(GIVEN ENTRIES)

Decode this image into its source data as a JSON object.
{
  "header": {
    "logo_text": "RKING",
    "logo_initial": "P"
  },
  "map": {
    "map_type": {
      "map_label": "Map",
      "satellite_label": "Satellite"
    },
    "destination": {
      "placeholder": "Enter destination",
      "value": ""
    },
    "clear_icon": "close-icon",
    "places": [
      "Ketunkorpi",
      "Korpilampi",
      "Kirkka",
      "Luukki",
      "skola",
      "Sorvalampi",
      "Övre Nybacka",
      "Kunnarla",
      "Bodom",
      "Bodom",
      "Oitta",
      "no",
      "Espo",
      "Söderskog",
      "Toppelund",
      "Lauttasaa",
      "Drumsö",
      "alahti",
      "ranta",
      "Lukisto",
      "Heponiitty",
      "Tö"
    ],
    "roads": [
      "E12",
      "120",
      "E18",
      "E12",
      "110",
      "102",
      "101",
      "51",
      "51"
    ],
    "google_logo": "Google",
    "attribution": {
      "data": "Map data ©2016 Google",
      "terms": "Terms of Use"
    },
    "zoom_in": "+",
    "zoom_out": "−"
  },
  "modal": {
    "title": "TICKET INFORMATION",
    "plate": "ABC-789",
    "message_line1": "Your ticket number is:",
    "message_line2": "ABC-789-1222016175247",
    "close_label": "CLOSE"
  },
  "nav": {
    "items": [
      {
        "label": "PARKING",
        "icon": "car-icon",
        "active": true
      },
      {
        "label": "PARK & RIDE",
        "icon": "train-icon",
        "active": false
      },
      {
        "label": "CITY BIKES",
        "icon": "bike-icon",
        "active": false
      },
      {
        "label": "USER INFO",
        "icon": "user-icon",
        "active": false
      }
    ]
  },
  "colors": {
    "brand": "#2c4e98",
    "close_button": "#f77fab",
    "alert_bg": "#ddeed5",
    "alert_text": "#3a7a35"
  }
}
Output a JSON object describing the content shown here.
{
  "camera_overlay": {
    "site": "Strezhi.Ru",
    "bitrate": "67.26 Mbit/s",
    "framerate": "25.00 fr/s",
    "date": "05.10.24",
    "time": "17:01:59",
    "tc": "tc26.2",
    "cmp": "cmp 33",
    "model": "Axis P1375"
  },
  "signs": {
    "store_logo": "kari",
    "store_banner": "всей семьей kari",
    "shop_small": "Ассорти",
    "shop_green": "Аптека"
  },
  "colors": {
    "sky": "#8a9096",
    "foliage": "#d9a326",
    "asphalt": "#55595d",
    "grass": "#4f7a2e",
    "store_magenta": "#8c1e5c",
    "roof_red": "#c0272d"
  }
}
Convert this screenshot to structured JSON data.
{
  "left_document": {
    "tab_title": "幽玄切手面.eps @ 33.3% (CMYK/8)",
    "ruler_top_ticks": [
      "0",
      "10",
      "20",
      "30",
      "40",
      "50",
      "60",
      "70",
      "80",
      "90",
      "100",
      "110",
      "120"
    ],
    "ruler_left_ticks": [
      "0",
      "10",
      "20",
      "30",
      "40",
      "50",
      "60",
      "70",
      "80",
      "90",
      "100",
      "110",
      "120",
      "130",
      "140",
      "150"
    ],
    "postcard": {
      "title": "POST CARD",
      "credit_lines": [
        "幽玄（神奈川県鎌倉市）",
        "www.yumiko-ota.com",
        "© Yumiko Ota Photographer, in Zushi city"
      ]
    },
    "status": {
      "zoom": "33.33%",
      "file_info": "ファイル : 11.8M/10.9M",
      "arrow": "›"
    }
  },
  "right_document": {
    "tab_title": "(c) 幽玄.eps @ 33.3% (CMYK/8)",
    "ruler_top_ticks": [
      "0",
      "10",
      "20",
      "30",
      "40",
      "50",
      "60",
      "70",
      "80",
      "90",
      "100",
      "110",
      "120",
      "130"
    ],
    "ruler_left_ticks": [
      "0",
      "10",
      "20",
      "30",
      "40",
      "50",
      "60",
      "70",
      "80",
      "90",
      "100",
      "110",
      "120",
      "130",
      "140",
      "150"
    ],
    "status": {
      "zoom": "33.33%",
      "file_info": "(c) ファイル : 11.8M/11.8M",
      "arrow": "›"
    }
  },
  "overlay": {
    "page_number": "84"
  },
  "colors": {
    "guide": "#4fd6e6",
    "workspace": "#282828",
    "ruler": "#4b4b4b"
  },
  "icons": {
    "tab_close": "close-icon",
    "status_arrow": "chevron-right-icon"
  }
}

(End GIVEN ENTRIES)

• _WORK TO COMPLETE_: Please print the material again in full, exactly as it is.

• _EXERCISE RESULT_:
Decode this image into its source data as a JSON object.
{
  "header": {
    "logo_text": "RKING",
    "logo_initial": "P"
  },
  "map": {
    "map_type": {
      "map_label": "Map",
      "satellite_label": "Satellite"
    },
    "destination": {
      "placeholder": "Enter destination",
      "value": ""
    },
    "clear_icon": "close-icon",
    "places": [
      "Ketunkorpi",
      "Korpilampi",
      "Kirkka",
      "Luukki",
      "skola",
      "Sorvalampi",
      "Övre Nybacka",
      "Kunnarla",
      "Bodom",
      "Bodom",
      "Oitta",
      "no",
      "Espo",
      "Söderskog",
      "Toppelund",
      "Lauttasaa",
      "Drumsö",
      "alahti",
      "ranta",
      "Lukisto",
      "Heponiitty",
      "Tö"
    ],
    "roads": [
      "E12",
      "120",
      "E18",
      "E12",
      "110",
      "102",
      "101",
      "51",
      "51"
    ],
    "google_logo": "Google",
    "attribution": {
      "data": "Map data ©2016 Google",
      "terms": "Terms of Use"
    },
    "zoom_in": "+",
    "zoom_out": "−"
  },
  "modal": {
    "title": "TICKET INFORMATION",
    "plate": "ABC-789",
    "message_line1": "Your ticket number is:",
    "message_line2": "ABC-789-1222016175247",
    "close_label": "CLOSE"
  },
  "nav": {
    "items": [
      {
        "label": "PARKING",
        "icon": "car-icon",
        "active": true
      },
      {
        "label": "PARK & RIDE",
        "icon": "train-icon",
        "active": false
      },
      {
        "label": "CITY BIKES",
        "icon": "bike-icon",
        "active": false
      },
      {
        "label": "USER INFO",
        "icon": "user-icon",
        "active": false
      }
    ]
  },
  "colors": {
    "brand": "#2c4e98",
    "close_button": "#f77fab",
    "alert_bg": "#ddeed5",
    "alert_text": "#3a7a35"
  }
}
Output a JSON object describing the content shown here.
{
  "camera_overlay": {
    "site": "Strezhi.Ru",
    "bitrate": "67.26 Mbit/s",
    "framerate": "25.00 fr/s",
    "date": "05.10.24",
    "time": "17:01:59",
    "tc": "tc26.2",
    "cmp": "cmp 33",
    "model": "Axis P1375"
  },
  "signs": {
    "store_logo": "kari",
    "store_banner": "всей семьей kari",
    "shop_small": "Ассорти",
    "shop_green": "Аптека"
  },
  "colors": {
    "sky": "#8a9096",
    "foliage": "#d9a326",
    "asphalt": "#55595d",
    "grass": "#4f7a2e",
    "store_magenta": "#8c1e5c",
    "roof_red": "#c0272d"
  }
}
Convert this screenshot to structured JSON data.
{
  "left_document": {
    "tab_title": "幽玄切手面.eps @ 33.3% (CMYK/8)",
    "ruler_top_ticks": [
      "0",
      "10",
      "20",
      "30",
      "40",
      "50",
      "60",
      "70",
      "80",
      "90",
      "100",
      "110",
      "120"
    ],
    "ruler_left_ticks": [
      "0",
      "10",
      "20",
      "30",
      "40",
      "50",
      "60",
      "70",
      "80",
      "90",
      "100",
      "110",
      "120",
      "130",
      "140",
      "150"
    ],
    "postcard": {
      "title": "POST CARD",
      "credit_lines": [
        "幽玄（神奈川県鎌倉市）",
        "www.yumiko-ota.com",
        "© Yumiko Ota Photographer, in Zushi city"
      ]
    },
    "status": {
      "zoom": "33.33%",
      "file_info": "ファイル : 11.8M/10.9M",
      "arrow": "›"
    }
  },
  "right_document": {
    "tab_title": "(c) 幽玄.eps @ 33.3% (CMYK/8)",
    "ruler_top_ticks": [
      "0",
      "10",
      "20",
      "30",
      "40",
      "50",
      "60",
      "70",
      "80",
      "90",
      "100",
      "110",
      "120",
      "130"
    ],
    "ruler_left_ticks": [
      "0",
      "10",
      "20",
      "30",
      "40",
      "50",
      "60",
      "70",
      "80",
      "90",
      "100",
      "110",
      "120",
      "130",
      "140",
      "150"
    ],
    "status": {
      "zoom": "33.33%",
      "file_info": "(c) ファイル : 11.8M/11.8M",
      "arrow": "›"
    }
  },
  "overlay": {
    "page_number": "84"
  },
  "colors": {
    "guide": "#4fd6e6",
    "workspace": "#282828",
    "ruler": "#4b4b4b"
  },
  "icons": {
    "tab_close": "close-icon",
    "status_arrow": "chevron-right-icon"
  }
}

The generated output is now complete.